Taco and Roman sent air whistling overboard through the airlock depress valve, lowering the cabin pressure to 10.2 pounds per square inch. The reduction from sea-level pressure would bring down the nitrogen content of our blood, reducing our chances of getting the bends and shortening the time we’d spend the next morning in our spacesuits, preparing for our first spacewalk, or extravehicular activity (EVA). To further lower our blood nitrogen levels, Beamer and I donned portable breathing masks to begin flushing that unwanted gas from our lungs. Looking like a couple of wayward scuba divers, we breathed pure oxygen while readying the EVA tools. We quickly located nearly every item on the checklist, but three critical electrical components, called loopbacks, were missing.

For months we had trained underwater to install these soda-can-size plugs on the lab’s hull, where they would shunt electrical power or data to the proper circuits. These had to be in place for lab activation after EVA 1. We searched our lockers again for the loopbacks, and Marsha checked her inventory sheets. No loopbacks, but she did find several listed items called “1553 bus terminators.”

No doubt at some point in our training we had been exposed to the proper technical name for the loopbacks, but none of us had ever used that term. We quickly realized that “1553 bus terminators” probably referred to the missing parts. A call to Houston confirmed our fears: The lost components had been packed in one of the cargo bags we had just transferred to the station. They were now on the wrong side of a sealed hatch.
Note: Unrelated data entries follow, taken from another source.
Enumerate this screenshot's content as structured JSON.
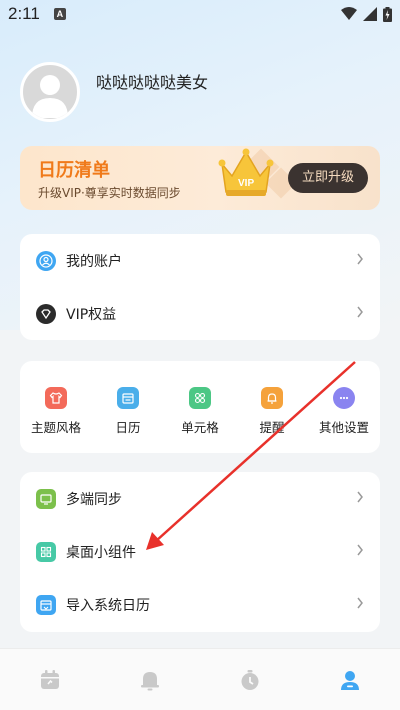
{
  "status": {
    "time": "2:11",
    "notif_letter": "A"
  },
  "profile": {
    "username": "哒哒哒哒哒美女"
  },
  "vip_banner": {
    "title": "日历清单",
    "subtitle": "升级VIP·尊享实时数据同步",
    "crown_text": "VIP",
    "button": "立即升级"
  },
  "account_card": {
    "items": [
      {
        "label": "我的账户",
        "icon": "user-icon",
        "color": "#3fa6f2"
      },
      {
        "label": "VIP权益",
        "icon": "diamond-icon",
        "color": "#2b2b2b"
      }
    ]
  },
  "settings_grid": {
    "items": [
      {
        "label": "主题风格",
        "icon": "shirt-icon",
        "color": "#f36a5a"
      },
      {
        "label": "日历",
        "icon": "calendar-icon",
        "color": "#4aaeea"
      },
      {
        "label": "单元格",
        "icon": "grid-icon",
        "color": "#4cc785"
      },
      {
        "label": "提醒",
        "icon": "bell-icon",
        "color": "#f5a23b"
      },
      {
        "label": "其他设置",
        "icon": "more-icon",
        "color": "#8a84f0"
      }
    ]
  },
  "sync_card": {
    "items": [
      {
        "label": "多端同步",
        "icon": "monitor-icon",
        "color": "#7cc04b"
      },
      {
        "label": "桌面小组件",
        "icon": "widget-icon",
        "color": "#47c9a6"
      },
      {
        "label": "导入系统日历",
        "icon": "import-calendar-icon",
        "color": "#3fa6f2"
      }
    ]
  },
  "tabbar": {
    "tabs": [
      {
        "icon": "calendar-tab-icon",
        "active": false
      },
      {
        "icon": "bell-tab-icon",
        "active": false
      },
      {
        "icon": "timer-tab-icon",
        "active": false
      },
      {
        "icon": "profile-tab-icon",
        "active": true
      }
    ]
  },
  "colors": {
    "accent": "#3fa6f2",
    "vip_orange": "#f07a1a",
    "annotation_arrow": "#e8312b"
  }
}
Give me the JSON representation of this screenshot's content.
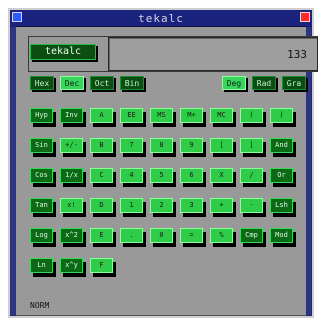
{
  "window": {
    "title": "tekalc"
  },
  "mode_button": {
    "label": "tekalc"
  },
  "display": {
    "value": "133"
  },
  "base_buttons": [
    {
      "label": "Hex",
      "active": false
    },
    {
      "label": "Dec",
      "active": true
    },
    {
      "label": "Oct",
      "active": false
    },
    {
      "label": "Bin",
      "active": false
    }
  ],
  "angle_buttons": [
    {
      "label": "Deg",
      "active": true
    },
    {
      "label": "Rad",
      "active": false
    },
    {
      "label": "Gra",
      "active": false
    }
  ],
  "keypad_rows": [
    [
      "Hyp",
      "Inv",
      "A",
      "EE",
      "MS",
      "M+",
      "MC",
      "(",
      ")"
    ],
    [
      "Sin",
      "+/-",
      "B",
      "7",
      "8",
      "9",
      "[",
      "]",
      "And"
    ],
    [
      "Cos",
      "1/x",
      "C",
      "4",
      "5",
      "6",
      "X",
      "/",
      "Or"
    ],
    [
      "Tan",
      "x!",
      "D",
      "1",
      "2",
      "3",
      "+",
      "-",
      "Lsh"
    ],
    [
      "Log",
      "x^2",
      "E",
      ".",
      "0",
      "=",
      "%",
      "Cmp",
      "Mod"
    ],
    [
      "Ln",
      "x^y",
      "F"
    ]
  ],
  "status": {
    "label": "NORM"
  }
}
The pressure differential between the two vehicles prevented us from simply opening hatches and grabbing the parts. My first thought was that we would have to repressurize either our cabin or the station’s docking tunnel, wasting precious breathing gas in the process. I had just made the call to Houston admitting our mistake when Sergei made a suggestion. Because the loopbacks were only the size of a six-pack, he could place them in the foot-wide vestibule between the orbiter and station hatches; it would take just a few liters of air to equalize the pressure there, making it safe for us to retrieve them.

Sergei’s solution soon had us back in business. As I grabbed the loopbacks from the vestibule, I met his gaze through the porthole in the Russian-built station hatch. He returned my nod and wave of thanks with an easy smile. The irony of having a former Communist rescue our first spacewalk from an embarrassing foul-up wasn’t lost on me, a former Cold Warrior who’d spent my Air Force days flying B-52 bombers. This partnership might yet work.

By the time the author visited the space station in 2001, the view through the window of a docked shuttle (here, Discovery) had become part of life in orbit. NASA